[Saved data entries]
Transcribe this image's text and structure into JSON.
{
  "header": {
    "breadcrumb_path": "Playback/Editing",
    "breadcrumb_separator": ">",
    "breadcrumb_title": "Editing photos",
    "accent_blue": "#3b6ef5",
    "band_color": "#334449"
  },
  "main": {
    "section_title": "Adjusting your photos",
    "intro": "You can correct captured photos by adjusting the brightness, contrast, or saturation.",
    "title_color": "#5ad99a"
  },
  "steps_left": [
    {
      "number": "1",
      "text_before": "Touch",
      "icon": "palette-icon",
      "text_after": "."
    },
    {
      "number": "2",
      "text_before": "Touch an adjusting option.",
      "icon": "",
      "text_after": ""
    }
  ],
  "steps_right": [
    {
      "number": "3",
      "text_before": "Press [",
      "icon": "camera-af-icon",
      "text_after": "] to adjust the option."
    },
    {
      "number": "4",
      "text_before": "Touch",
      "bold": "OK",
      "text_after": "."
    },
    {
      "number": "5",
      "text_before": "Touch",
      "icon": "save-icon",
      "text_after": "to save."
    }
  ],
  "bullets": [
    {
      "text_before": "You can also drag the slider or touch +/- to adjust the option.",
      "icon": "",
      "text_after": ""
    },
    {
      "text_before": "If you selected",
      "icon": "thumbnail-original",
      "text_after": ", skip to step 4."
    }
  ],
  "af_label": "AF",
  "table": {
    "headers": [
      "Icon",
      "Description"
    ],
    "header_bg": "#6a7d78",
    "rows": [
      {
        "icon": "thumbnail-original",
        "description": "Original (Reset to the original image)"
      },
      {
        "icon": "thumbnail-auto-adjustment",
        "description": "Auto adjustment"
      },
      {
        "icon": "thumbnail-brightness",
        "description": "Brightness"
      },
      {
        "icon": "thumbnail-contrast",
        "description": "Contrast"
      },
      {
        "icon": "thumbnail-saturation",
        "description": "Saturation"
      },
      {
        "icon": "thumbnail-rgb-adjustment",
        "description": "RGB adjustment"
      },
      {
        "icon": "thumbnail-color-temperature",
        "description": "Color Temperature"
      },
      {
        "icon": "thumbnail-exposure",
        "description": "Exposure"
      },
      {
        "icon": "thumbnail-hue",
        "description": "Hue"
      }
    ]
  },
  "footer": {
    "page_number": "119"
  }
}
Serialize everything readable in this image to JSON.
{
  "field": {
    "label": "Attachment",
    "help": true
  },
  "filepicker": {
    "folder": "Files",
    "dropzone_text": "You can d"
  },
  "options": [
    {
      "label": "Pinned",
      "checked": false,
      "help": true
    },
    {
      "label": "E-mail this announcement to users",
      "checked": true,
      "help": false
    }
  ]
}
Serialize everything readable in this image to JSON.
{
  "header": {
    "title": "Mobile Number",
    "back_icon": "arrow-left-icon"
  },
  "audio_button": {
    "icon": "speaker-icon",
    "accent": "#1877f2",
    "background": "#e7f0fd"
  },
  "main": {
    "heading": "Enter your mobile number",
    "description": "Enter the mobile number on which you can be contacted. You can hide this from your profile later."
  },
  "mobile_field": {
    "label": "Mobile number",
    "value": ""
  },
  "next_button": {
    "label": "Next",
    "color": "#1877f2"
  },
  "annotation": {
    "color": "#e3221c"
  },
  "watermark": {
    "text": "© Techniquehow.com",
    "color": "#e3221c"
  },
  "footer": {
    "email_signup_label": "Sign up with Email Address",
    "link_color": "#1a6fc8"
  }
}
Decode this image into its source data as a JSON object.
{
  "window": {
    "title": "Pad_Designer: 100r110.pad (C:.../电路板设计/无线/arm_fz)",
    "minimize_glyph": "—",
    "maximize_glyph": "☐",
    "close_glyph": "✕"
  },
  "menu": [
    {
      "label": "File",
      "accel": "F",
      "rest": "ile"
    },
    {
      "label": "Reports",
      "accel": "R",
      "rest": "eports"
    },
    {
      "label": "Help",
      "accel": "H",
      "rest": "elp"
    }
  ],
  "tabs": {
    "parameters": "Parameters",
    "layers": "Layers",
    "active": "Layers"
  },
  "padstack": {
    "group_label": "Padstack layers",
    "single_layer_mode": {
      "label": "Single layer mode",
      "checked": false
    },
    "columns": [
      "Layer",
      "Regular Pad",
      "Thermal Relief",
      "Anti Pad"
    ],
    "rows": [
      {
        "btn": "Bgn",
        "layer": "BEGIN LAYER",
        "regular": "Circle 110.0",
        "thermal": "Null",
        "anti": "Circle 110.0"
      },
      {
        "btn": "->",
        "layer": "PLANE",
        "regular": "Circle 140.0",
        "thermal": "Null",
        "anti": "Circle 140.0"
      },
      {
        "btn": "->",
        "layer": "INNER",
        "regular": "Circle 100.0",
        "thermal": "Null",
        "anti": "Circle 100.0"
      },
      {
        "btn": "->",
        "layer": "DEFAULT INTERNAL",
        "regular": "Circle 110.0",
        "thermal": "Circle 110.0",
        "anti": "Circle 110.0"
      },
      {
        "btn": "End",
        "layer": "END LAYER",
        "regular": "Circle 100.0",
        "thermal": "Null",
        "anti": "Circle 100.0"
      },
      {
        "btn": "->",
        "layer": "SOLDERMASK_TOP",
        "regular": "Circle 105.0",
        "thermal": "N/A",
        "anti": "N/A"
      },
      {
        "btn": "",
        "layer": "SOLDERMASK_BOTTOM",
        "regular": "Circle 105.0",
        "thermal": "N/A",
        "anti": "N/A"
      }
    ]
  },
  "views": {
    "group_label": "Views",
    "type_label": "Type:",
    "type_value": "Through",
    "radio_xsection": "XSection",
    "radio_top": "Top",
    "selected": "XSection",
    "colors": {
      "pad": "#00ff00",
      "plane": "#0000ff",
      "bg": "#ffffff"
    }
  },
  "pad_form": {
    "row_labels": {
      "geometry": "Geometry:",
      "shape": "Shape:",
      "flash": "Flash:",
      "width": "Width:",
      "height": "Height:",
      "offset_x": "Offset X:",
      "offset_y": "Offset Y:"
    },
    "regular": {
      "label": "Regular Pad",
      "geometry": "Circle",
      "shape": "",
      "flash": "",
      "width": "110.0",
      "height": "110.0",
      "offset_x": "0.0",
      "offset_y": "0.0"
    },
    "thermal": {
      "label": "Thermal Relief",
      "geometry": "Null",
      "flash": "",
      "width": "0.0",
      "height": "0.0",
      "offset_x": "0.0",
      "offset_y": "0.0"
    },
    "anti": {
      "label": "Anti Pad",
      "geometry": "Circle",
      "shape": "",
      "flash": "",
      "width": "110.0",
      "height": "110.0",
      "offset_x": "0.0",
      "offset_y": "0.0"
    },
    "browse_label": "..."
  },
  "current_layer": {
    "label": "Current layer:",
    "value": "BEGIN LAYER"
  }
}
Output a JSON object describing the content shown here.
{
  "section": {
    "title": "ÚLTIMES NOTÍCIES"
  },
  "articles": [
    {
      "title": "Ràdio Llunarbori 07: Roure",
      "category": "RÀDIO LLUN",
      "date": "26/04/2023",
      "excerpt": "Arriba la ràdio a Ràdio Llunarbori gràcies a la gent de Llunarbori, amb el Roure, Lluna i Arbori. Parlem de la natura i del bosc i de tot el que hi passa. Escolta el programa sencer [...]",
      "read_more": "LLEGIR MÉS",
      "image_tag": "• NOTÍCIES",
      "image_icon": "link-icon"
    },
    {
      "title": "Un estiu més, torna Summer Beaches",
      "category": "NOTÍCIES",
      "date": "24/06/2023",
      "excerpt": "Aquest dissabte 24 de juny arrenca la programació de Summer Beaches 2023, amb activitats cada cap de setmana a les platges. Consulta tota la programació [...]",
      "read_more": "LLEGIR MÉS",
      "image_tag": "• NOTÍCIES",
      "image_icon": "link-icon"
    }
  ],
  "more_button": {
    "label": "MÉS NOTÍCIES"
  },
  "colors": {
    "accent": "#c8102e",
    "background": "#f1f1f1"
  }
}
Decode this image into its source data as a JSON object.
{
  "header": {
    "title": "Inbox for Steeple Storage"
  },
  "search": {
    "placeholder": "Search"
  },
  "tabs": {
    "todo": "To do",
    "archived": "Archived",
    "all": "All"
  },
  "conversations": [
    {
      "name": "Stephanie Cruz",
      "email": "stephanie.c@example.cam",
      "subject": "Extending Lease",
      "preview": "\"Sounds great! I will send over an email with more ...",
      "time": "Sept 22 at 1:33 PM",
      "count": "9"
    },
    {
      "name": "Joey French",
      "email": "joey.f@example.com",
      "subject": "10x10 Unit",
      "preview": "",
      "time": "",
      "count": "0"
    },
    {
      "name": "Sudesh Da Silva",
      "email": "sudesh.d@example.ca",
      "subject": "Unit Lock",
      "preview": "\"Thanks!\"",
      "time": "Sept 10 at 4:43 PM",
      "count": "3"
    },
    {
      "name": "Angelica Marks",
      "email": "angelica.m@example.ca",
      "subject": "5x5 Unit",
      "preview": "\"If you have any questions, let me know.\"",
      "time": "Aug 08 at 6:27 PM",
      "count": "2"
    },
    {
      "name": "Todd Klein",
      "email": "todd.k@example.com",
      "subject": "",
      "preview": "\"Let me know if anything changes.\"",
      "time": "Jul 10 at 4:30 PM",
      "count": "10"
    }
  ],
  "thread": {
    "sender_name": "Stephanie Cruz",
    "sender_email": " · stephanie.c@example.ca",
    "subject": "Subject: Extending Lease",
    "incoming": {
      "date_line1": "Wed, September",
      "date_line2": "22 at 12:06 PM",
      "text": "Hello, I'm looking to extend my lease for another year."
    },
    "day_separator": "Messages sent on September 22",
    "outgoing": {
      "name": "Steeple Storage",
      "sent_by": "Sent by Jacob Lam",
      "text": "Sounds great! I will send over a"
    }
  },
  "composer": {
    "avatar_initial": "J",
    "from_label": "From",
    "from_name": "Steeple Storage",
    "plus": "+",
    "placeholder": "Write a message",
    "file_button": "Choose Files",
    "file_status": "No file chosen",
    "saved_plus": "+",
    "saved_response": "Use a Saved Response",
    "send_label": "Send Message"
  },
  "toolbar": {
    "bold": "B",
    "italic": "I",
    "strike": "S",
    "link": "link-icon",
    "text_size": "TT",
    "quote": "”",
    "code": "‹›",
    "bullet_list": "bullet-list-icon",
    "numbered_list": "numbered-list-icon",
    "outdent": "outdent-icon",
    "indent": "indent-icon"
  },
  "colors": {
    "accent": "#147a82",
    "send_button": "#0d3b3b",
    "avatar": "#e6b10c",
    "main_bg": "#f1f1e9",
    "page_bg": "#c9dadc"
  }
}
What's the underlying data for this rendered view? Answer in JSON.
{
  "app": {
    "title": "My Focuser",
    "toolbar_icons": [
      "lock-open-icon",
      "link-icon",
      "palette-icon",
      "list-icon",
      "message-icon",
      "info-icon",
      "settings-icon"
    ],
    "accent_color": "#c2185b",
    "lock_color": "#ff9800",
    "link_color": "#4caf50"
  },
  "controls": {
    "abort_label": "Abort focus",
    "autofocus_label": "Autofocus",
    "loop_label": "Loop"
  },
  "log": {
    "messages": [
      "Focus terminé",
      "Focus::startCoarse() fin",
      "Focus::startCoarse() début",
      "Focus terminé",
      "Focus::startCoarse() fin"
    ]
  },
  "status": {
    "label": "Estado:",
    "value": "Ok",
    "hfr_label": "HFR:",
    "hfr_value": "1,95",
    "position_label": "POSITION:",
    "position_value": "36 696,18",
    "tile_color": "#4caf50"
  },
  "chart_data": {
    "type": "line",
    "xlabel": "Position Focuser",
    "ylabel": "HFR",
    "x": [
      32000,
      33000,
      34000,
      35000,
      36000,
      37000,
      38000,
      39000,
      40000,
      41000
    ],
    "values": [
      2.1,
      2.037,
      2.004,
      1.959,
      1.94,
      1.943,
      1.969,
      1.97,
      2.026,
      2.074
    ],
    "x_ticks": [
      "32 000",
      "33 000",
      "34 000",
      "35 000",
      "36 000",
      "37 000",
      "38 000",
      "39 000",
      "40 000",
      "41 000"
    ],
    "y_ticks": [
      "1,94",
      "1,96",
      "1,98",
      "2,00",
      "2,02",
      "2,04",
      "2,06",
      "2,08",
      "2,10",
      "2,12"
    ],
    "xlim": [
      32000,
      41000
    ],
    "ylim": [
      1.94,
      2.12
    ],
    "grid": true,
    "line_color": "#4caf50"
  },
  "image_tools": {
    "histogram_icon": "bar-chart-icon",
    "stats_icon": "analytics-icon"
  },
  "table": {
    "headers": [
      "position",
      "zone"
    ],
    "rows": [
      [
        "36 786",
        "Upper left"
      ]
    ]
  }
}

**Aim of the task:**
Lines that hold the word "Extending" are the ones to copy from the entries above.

**Task solution:**
      "subject": "Extending Lease",
    "subject": "Subject: Extending Lease",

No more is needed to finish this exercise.